In addition to everything else you have going through your mind and body, there are some other matters needing attention that will aid your loved ones now and after you’re gone. It’s hard to think about others when your life is in such upheaval. However, it is a lasting gift you can give to them…a legacy of sorts. By putting your ducks in a row, so to speak, you allow them the opportunity to mourn your death with fewer practical and financial issues to conquer. So often I hear people complaining that they don’t know where certain documents are, that their credit cards were not joint accounts, that the cars were in his name only, that they have no idea who to call to repair the car, lawnmower, furnace, etc., they have no idea how to use the washing machine, dryer, dishwasher, iron. You get the picture.
It’s been interesting over the years working with people at the end of their lives. Usually I despise generalizations, but in this area, there do seem to be some generalizations. Men tend to make sure their loved ones know where to find the water shut-off and women want to make sure the right person gets the good china. Male or female, practical or emotional, there is a great deal you can do to make the grieving process just a tiny bit less overwhelming by making some advance preparations. This is by no means an exhaustive list (exhausting maybe…), but it’s a good starting point for the practical matters…
1. The Will
If you don’t have one, get one. Immediately. Right now. Stop reading and go get one. There are lots of convenient options on line if you don’t want to hire an attorney. Legal Zoom, Legacy Writer, and others offer legal will options at a very reasonable price without having to leave home. Just be sure that if you choose this route, you follow through on the instructions once you are in receipt of the will. It will likely need to be notarized.
If you do have a will, make sure it is updated and outlines what you want done with your assets. And make sure your loved ones know where it is.
Be sure to have someone trustworthy as your executor. You want to make sure they have the time, skills, and integrity to follow your wishes exactly and that everyone entitled to something (based on your will) gets their share.
2. The Funeral
This was discussed before, but it’s a good reminder to make sure your loved ones know exactly what you want. Cremation? Burial? Headstone? Music? Pallbearers? Casket? Wake? Think about it and pass the information on. This prevents potential disagreements and questions about what you would want.
You could consider prepaying your funeral.
3. The Finances
Make sure all accounts and possessions (cars, house, boats, RV’s, properties, checking/savings accounts, investments, credit cards, etc.) are in both names if you are in a relationship.

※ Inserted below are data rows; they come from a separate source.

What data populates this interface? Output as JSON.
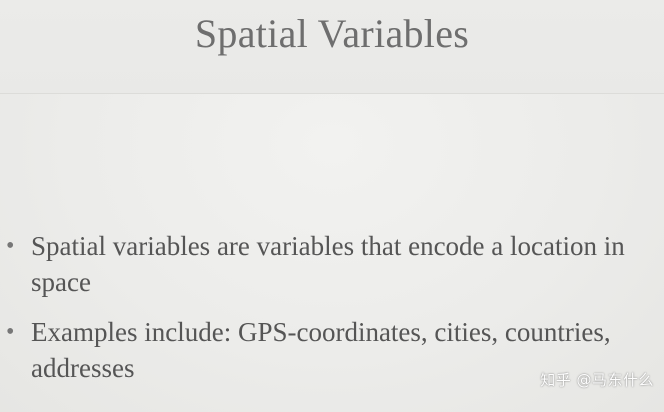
{
  "slide": {
    "title": "Spatial Variables",
    "bullets": [
      {
        "text": "Spatial variables are variables that encode a location in space"
      },
      {
        "text": "Examples include: GPS-coordinates, cities, countries, addresses"
      }
    ],
    "bullet_glyph": "•"
  },
  "watermark": {
    "text": "知乎 @马东什么"
  },
  "colors": {
    "background": "#eeeeec",
    "title_text": "#6e6e6e",
    "body_text": "#555555"
  }
}
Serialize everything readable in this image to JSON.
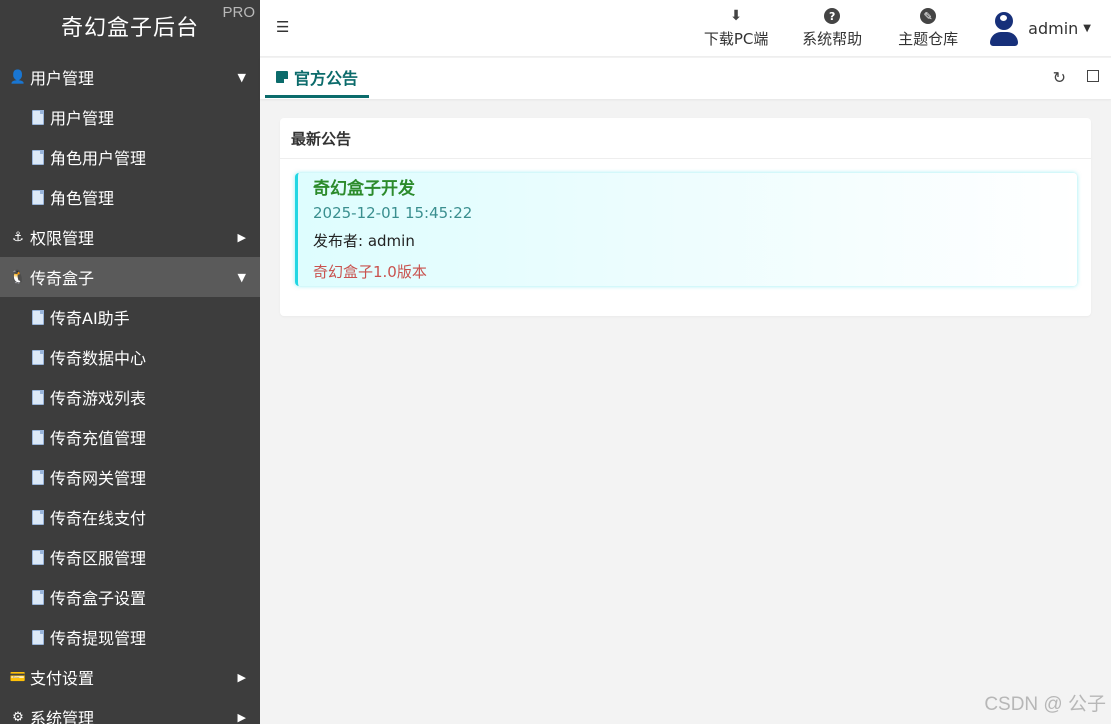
{
  "brand": {
    "title": "奇幻盒子后台",
    "badge": "PRO"
  },
  "sidebar": {
    "groups": [
      {
        "label": "用户管理",
        "icon": "user-icon",
        "expanded": true,
        "items": [
          {
            "label": "用户管理"
          },
          {
            "label": "角色用户管理"
          },
          {
            "label": "角色管理"
          }
        ]
      },
      {
        "label": "权限管理",
        "icon": "anchor-icon",
        "expanded": false
      },
      {
        "label": "传奇盒子",
        "icon": "penguin-icon",
        "expanded": true,
        "active": true,
        "items": [
          {
            "label": "传奇AI助手"
          },
          {
            "label": "传奇数据中心"
          },
          {
            "label": "传奇游戏列表"
          },
          {
            "label": "传奇充值管理"
          },
          {
            "label": "传奇网关管理"
          },
          {
            "label": "传奇在线支付"
          },
          {
            "label": "传奇区服管理"
          },
          {
            "label": "传奇盒子设置"
          },
          {
            "label": "传奇提现管理"
          }
        ]
      },
      {
        "label": "支付设置",
        "icon": "payment-icon",
        "expanded": false
      },
      {
        "label": "系统管理",
        "icon": "gear-icon",
        "expanded": false
      }
    ]
  },
  "header": {
    "tools": [
      {
        "label": "下载PC端",
        "icon": "download-icon"
      },
      {
        "label": "系统帮助",
        "icon": "help-icon"
      },
      {
        "label": "主题仓库",
        "icon": "theme-icon"
      }
    ],
    "user": {
      "name": "admin"
    }
  },
  "tabs": [
    {
      "label": "官方公告",
      "active": true
    }
  ],
  "card": {
    "title": "最新公告",
    "notice": {
      "title": "奇幻盒子开发",
      "date": "2025-12-01 15:45:22",
      "author": "发布者: admin",
      "content": "奇幻盒子1.0版本"
    }
  },
  "watermark": "CSDN @ 公子",
  "colors": {
    "sidebar_bg": "#3d3d3d",
    "accent": "#0b6b6b",
    "notice_border": "#22d6e3",
    "notice_title": "#2c8b2c",
    "notice_content": "#c9524e"
  }
}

Make sure your loved ones/executor know all of your passwords, security questions, account numbers, location of assets, insurance policies, etc.
Provide your loved ones with the names and contact information for any attorneys, tax preparers, financial planners, bankers, insurance agents, etc. related to your finances for future references.
If you always paid the bills, balanced the check book, handled the investments, teach your partner how to do these things and who to call for assistance.
4. The House
Outside: make a list of who to call for lawn care, snow plowing, machine repair. Make sure your loved ones know how to do anything that needs doing – where to find the supplies, how to operate any machinery, etc. Make a list of chores, setting it up by season (example: cleaning out the gutters in the Spring).
Inside: make a list of who to call for furnace maintenance, plumbing, electrical work, chimney sweeping, appliance repair. Make sure your loved ones know how to operate anything indoors. Make a list of chores they might not think about (example: cleaning out the dryer vents).
If the house is to be sold, or if you live in an apartment that will need to be cleared out, try to spend some time going through papers, closets, drawers, to discard or donate to make it easier on your loved ones. You may not have the energy to clear it all, but if you can, tackle the important or more cluttered areas.
5. The Legacy Items
If you have family heirlooms or items you would like to pass down, consider doing it personally. Wrap Grandpa’s watch or Grandma’s sugar bowl and give it to the person of your choice. This can be a very intimate moment and afford you both the opportunity to say what you would like to say.
This concludes this series on the emotional, physical, spiritual and practical matters related to your terminal illness and end of life. I hope it’s been helpful and I invite you to share your comments below or email me privately.
Copyright 2014 Lisa B. Wolfe, Translating Grief, LLC